Work required:
Look over the entries that follow and work out how many lines contain "changes". State the number only.

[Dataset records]
-------------------------

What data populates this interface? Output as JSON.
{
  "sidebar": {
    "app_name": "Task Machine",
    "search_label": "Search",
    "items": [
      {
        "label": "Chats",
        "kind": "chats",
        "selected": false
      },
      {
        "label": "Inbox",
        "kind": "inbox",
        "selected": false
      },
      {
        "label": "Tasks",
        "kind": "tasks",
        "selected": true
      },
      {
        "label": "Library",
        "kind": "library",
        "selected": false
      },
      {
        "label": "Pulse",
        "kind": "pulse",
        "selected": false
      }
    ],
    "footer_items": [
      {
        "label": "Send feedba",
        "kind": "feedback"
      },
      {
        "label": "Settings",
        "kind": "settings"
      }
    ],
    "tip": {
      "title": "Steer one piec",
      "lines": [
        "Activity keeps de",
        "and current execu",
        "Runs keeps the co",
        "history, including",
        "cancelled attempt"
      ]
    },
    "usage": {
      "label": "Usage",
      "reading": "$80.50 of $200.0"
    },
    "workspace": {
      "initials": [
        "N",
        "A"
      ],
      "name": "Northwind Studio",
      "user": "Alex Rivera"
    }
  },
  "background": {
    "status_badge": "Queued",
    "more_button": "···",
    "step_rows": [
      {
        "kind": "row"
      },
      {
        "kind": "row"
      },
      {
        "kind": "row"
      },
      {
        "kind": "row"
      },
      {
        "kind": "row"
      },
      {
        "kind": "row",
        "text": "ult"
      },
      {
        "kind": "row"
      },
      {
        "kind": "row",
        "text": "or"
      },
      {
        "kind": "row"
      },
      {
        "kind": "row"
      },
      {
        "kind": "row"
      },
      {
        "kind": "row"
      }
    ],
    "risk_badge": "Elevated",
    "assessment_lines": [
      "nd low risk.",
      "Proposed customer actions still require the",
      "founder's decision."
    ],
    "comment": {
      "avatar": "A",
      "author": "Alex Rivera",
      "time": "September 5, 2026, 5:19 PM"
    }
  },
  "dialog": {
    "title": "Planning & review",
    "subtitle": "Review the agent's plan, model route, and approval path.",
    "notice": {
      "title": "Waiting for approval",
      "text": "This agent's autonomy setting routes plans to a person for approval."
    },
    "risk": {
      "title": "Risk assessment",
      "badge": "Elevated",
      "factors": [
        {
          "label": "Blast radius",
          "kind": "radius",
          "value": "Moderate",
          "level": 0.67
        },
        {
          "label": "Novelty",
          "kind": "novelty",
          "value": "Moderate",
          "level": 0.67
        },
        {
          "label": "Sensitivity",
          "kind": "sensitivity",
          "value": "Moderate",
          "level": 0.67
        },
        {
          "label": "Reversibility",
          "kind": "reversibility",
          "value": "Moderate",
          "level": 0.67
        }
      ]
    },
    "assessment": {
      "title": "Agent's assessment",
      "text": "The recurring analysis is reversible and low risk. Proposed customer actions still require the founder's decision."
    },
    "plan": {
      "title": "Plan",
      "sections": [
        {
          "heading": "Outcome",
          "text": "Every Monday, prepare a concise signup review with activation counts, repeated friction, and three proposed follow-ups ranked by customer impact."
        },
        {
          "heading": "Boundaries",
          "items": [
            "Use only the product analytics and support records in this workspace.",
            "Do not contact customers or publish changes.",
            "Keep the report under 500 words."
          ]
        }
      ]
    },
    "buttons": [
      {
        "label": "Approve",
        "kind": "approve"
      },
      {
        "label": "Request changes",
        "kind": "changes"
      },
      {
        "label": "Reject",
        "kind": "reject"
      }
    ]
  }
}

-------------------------

Exercise result:
3